FRIDAY, March 15 (HealthDay News) -- Working at night might do
more than throw your schedule out of whack, researchers warn. Women
who cover the night shift may be at increased risk for ovarian
cancer, according to a new study.
The investigators also found that the risk of ovarian cancer may
be lower for night types ("owls") than for morning types
The study included more than 1,100 women with the most common
type of advanced ovarian cancer, including about 390 with
borderline disease, and more than 1,800 women without ovarian
cancer. The women were aged 35 to 74, and worked in fields
including health care, food service and office administration.
Nearly 27 percent of the women with invasive cancer had worked
nights, compared with about 32 percent of those with borderline
disease and about 22 percent of those without ovarian cancer, the
Working night shifts was associated with a 24 percent increased
risk of advanced cancer and a 49 percent increased risk of early
stage cancer, according to the study, which was released March 14
in the journal
Occupational and Environmental Medicine.
Only women 50 and older were significantly more likely to have
ovarian cancer if they had worked nights, study author Parveen
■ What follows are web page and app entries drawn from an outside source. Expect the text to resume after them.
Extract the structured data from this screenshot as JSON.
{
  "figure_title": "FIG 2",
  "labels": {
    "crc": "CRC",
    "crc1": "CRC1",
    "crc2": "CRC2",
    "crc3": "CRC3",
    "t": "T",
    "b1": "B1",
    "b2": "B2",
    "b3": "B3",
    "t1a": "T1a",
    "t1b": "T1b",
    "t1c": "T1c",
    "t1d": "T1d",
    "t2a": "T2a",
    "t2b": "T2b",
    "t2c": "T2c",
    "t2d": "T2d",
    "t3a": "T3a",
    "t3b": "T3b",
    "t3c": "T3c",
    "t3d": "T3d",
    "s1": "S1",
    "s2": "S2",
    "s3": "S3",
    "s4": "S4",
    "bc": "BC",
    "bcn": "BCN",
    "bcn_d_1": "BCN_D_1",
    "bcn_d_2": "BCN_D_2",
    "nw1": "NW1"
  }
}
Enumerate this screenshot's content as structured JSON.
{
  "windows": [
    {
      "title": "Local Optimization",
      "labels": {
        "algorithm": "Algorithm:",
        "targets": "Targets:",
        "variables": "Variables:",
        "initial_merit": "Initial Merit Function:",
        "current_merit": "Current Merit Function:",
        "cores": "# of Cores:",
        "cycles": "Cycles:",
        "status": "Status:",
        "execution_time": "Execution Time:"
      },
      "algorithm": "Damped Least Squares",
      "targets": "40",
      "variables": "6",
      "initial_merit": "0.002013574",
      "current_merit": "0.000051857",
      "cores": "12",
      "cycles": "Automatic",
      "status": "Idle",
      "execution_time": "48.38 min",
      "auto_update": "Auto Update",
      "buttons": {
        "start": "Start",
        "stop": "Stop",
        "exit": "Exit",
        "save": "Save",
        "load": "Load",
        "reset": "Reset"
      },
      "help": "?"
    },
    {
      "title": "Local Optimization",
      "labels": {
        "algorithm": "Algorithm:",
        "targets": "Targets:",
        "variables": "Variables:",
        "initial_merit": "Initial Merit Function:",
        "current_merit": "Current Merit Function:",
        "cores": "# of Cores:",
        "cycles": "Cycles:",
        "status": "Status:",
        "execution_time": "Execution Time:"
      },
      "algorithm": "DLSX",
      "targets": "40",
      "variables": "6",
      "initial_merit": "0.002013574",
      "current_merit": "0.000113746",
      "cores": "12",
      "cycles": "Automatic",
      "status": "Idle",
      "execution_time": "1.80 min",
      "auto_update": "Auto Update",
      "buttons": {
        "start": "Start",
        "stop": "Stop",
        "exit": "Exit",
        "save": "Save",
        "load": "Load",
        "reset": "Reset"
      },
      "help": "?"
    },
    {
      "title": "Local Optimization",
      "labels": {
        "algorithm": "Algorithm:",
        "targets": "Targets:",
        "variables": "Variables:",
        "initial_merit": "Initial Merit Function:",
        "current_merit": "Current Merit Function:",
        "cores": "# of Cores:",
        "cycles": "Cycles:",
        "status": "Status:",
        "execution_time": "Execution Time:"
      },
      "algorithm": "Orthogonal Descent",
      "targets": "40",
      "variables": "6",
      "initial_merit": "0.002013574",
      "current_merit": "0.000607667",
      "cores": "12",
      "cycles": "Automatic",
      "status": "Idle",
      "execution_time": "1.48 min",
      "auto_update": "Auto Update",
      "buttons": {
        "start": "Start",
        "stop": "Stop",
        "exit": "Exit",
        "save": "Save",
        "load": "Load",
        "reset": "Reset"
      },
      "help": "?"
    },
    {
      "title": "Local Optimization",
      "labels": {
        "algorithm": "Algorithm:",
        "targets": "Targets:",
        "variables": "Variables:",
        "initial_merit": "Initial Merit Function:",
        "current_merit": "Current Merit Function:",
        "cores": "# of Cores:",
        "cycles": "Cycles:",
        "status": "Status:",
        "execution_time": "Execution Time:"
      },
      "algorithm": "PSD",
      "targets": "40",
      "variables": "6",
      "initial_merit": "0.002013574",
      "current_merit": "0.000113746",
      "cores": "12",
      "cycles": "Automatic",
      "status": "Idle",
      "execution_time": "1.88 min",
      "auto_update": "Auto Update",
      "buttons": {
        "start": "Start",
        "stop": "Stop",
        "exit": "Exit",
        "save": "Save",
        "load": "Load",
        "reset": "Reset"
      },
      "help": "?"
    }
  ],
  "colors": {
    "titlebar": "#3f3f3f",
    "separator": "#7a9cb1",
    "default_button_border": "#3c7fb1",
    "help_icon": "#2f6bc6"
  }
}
Bhatti, of the Fred Hutchinson Cancer Research Center in Seattle,
said in a journal news release.
Of the women in the study who had worked night shifts, 27
percent said they tended to be night owls and 20 percent said they
were morning larks. The risk of advanced ovarian cancer was higher
among larks than among owls (29 percent versus 14 percent), as was
the risk of borderline disease (57 percent versus 43 percent).
The researchers suggested that the increased cancer risk in
women who work night shifts could be associated with the hormone
melatonin, which regulates reproductive hormones, particularly
estrogen. Melatonin is normally produced at night but is suppressed
Previous research has suggested that night-shift work may be
associated with an increased risk of breast cancer.
Although the study found an association between night-shift work
and increased risk of ovarian cancer, it did not prove a
The American Cancer Society outlines the
risk factors for ovarian cancer.
Please be aware that this information is provided to supplement the care provided by your physician. It is neither intended nor implied to be a substitute for professional medical advice. CALL YOUR HEALTHCARE PROVIDER IMMEDIATELY IF YOU THINK YOU MAY HAVE A MEDICAL EMERGENCY. Always seek the advice of your physician or other qualified health provider prior to starting any new treatment or with any questions you may have regarding a medical condition.
Copyright © EBSCO Publishing. All rights reserved.